• _PROMPT_
On every line of the listing, check for "القاهرة"; copy the lines that have it.

• _MATERIAL FOR THIS EXERCISE_
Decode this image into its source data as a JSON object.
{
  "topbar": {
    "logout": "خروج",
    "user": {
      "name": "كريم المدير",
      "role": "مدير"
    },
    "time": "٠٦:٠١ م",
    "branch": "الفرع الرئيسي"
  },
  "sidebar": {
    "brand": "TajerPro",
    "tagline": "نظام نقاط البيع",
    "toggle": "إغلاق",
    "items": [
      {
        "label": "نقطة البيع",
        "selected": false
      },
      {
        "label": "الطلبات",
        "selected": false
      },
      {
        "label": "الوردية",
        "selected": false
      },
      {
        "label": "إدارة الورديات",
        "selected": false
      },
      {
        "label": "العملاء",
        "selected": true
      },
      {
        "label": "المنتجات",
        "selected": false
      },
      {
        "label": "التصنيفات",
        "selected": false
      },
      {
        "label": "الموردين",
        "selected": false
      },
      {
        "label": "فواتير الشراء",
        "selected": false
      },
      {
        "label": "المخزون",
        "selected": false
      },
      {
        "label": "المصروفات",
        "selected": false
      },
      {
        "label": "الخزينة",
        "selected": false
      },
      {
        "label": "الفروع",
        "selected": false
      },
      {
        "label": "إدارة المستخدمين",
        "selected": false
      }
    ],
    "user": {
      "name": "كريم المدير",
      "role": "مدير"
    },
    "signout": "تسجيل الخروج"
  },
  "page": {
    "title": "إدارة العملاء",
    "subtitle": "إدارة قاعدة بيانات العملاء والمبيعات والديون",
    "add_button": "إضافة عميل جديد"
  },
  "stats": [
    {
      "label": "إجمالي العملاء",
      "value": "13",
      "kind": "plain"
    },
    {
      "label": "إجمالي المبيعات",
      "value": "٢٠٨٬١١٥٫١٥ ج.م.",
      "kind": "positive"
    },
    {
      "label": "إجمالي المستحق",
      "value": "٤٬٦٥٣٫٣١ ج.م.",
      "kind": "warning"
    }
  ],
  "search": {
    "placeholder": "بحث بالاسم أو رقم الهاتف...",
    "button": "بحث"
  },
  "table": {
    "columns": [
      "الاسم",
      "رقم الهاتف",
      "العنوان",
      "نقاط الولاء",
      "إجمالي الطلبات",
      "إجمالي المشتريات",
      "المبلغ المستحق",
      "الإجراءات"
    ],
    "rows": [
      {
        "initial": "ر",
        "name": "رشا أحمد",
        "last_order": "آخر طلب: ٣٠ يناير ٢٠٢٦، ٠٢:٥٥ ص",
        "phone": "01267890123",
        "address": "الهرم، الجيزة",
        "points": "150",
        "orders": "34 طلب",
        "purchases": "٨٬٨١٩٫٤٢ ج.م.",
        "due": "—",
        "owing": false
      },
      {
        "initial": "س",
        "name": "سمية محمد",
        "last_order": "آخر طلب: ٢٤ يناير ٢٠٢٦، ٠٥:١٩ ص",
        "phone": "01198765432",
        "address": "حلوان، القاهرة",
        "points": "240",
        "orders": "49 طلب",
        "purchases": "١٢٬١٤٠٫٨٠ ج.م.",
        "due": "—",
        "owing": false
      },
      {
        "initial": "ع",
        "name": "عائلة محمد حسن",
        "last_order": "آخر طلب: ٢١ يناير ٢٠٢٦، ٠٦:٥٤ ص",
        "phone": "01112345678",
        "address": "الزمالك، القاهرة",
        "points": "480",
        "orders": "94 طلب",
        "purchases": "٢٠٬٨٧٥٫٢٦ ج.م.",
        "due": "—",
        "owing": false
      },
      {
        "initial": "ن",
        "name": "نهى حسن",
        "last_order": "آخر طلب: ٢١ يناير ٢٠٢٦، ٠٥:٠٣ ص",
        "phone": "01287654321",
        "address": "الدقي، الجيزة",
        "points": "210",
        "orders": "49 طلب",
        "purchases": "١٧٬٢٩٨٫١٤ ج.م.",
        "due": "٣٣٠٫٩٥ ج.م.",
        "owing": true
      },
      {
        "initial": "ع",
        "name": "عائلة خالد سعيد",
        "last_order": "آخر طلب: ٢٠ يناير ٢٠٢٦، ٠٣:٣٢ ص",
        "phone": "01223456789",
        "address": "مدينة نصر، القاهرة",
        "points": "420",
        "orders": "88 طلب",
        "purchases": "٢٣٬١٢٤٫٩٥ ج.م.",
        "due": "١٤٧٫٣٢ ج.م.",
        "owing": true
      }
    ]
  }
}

• _REPLY_
        "address": "حلوان، القاهرة",
        "address": "الزمالك، القاهرة",
        "address": "مدينة نصر، القاهرة",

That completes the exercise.